Challenges in Causality
Google Tech TalksFebruary, 11 2008ABSTRACTWhat affects your health, the economy, climate changes? And what actions willhave beneficial effects? These are some of the central questions of causaldiscovery. A "causal model" is a model capable of making predictions underchanging circumstances, corresponding to actions of "external agents" on asystem of interest. For example, a doctor administering a drug to a patient, agovernment enforcing a new tax law or a new environmental policy. It is oftennecessary to assess the benefits and risks of potential actions using availablepast data and excluding the possibility of experimenting. Experiments, whichare the ultimate way of verifying causal relationships, are in many cases toocostly, infeasible, or unethical. For instance, enforcing a law prohibiting tosmoke in public places is costly, preventing people from smoking may beinfeasible, and forcing them to smoke would be unethical. In contrast,"observational data" are available in abundance in many applications. Recently,methods to devise causal models from observational data have been proposed. Cancausal models thus obtained be relied upon to make important decisions? In thispresentation, we will challenge the hopes an promises of causal discovery andpresent new means of assessing the validity of causal modeling techniques.Want to play? Check the "causation and prediction" competition presently goingon: http://www.causality.inf.ethz.ch/challenge.phpDeadline April 30, 2008Speaker: Isabelle GuyonIsabelle Guyon is a researcher in machine learning and an independentconsultant.

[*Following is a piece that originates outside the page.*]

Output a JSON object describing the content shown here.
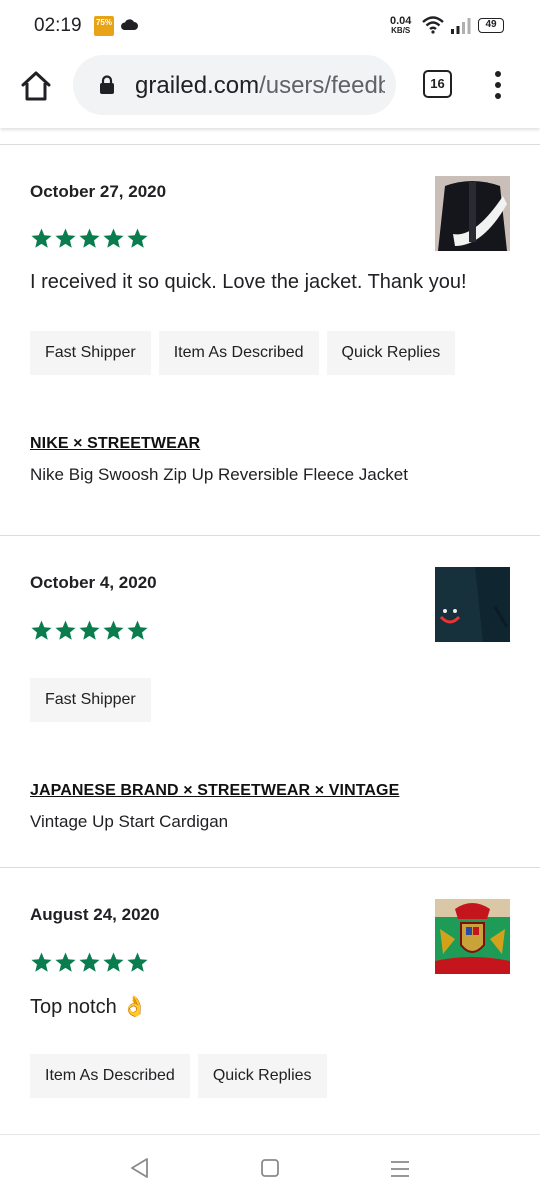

Prior to starting her consulting practice in 1996, sheworked at AT&T Bell Laboratories, where she pioneered applications of neuralnetworks to pen computer interfaces and invented Support Vector Machines (incollaboration with B. Boser and V. Vapnik). Isabelle Guyon holds a Ph.D. degreein Physical Sciences of the University Pierre and Marie Curie of Paris, France.She is vice-president of the Unipen foundation, action editor of the Journal ofMachine Learning Research, and competition chair of the IJCNN conference.